|USRE40673 *||Jul 29, 2005||Mar 24, 2009||Casio Computer Co., Ltd.||Shift register and electronic apparatus|
|CN1296883C *||Aug 30, 2001||Jan 24, 2007||株式会社日立制作所||Imaging display panel and imaging observation device therewith|
|CN100479019C||Sep 19, 2006||Apr 15, 2009||三星移动显示器株式会社||Scan driving ciruit and organic light emitting display using the same|
|EP1764773A2||Sep 20, 2006||Mar 21, 2007||Samsung SDI Co., Ltd.||Scan driving ciruit and organic light emitting display using the same|
|EP2743929A1 *||Dec 13, 2013||Jun 18, 2014||Boe Technology Group Co. Ltd.||Shift register unit, gate driver, and display device|
|EP2815403A4 *||Feb 13, 2013||Dec 23, 2015||Tadao Nakamura||A marching memory, a bidirectional marching memory, a complex marching memory and a computer system, without the memory bottleneck|
|WO1999057729A1 *||May 6, 1999||Nov 11, 1999||Fed Corp||Method and apparatus for sequential memory addressing|
|WO2002045091A1 *||Nov 23, 2001||Jun 6, 2002||Burdett Alison||Bootstrapped shift register|
|U.S. Classification||377/79, 377/74|
|International Classification||G09G3/36, G11C19/18|
|Cooperative Classification||G09G3/3674, G09G2310/0286, G11C19/184, G09G3/3685|
|European Classification||G09G3/36C12, G09G3/36C14, G11C19/18B2|
|Jul 11, 1994||AS||Assignment|
Owner name: ERNST LUDER, GERMANY
Free format text: ASSIGNMENT OF ASSIGNORS INTEREST;ASSIGNOR:SCHLEUPEN, KAI;REEL/FRAME:007070/0146
Effective date: 19940316
|Nov 8, 1999||FPAY||Fee payment|
Year of fee payment: 4
|Dec 3, 2003||REMI||Maintenance fee reminder mailed|

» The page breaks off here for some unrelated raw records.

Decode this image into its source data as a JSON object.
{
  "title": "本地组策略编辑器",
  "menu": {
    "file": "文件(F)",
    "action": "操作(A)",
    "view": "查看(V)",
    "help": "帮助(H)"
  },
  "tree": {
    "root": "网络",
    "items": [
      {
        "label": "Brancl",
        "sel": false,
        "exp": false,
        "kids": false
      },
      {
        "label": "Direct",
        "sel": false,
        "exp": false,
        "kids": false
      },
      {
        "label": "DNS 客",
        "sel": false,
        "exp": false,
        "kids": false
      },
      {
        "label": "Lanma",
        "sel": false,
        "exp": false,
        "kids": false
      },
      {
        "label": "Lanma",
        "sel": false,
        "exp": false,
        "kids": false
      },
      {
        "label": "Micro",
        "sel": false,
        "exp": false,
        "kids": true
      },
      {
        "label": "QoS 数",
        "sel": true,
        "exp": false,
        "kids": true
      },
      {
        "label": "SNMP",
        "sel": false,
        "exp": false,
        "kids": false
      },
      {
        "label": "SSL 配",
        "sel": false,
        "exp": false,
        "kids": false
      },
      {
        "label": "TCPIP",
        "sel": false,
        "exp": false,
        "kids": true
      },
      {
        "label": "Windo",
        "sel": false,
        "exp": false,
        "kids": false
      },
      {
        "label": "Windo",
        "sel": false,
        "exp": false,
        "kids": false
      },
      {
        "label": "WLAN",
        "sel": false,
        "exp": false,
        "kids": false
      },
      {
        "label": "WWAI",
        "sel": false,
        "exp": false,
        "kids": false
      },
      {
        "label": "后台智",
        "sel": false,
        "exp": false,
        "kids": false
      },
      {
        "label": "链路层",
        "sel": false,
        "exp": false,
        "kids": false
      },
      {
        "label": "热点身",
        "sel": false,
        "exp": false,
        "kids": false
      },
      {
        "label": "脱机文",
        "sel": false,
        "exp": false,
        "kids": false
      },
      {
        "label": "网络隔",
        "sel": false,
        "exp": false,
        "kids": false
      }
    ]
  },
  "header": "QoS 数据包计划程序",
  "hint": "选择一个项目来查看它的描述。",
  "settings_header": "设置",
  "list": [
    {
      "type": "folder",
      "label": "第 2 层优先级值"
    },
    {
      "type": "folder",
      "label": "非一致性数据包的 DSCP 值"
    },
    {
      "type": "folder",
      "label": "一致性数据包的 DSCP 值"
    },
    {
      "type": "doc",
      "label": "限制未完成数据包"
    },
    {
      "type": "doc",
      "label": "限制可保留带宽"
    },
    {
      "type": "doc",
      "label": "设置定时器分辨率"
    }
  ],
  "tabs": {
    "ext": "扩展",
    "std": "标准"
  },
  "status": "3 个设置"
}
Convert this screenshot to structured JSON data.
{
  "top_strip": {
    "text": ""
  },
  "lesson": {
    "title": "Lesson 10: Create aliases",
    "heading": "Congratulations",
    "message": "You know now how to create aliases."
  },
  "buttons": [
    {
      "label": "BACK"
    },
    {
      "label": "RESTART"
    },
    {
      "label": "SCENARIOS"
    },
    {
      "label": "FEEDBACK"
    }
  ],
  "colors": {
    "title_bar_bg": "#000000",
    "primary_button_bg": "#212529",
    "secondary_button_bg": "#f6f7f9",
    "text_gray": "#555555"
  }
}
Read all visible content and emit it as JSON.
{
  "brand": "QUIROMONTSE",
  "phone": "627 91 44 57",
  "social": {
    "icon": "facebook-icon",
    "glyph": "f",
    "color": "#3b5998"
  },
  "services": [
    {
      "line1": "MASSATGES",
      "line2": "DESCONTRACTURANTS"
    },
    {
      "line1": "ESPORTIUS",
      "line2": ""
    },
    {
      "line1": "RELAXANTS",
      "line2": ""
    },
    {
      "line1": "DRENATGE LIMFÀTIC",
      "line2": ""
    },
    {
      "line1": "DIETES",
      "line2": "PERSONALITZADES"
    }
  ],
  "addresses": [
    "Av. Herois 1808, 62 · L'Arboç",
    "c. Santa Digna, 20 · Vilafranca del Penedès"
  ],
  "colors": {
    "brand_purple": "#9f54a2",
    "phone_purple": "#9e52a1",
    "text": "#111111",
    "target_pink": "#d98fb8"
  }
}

|May 14, 2004||LAPS||Lapse for failure to pay maintenance fees|
|Jul 13, 2004||FP||Expired due to failure to pay maintenance fee|
Effective date: 20040514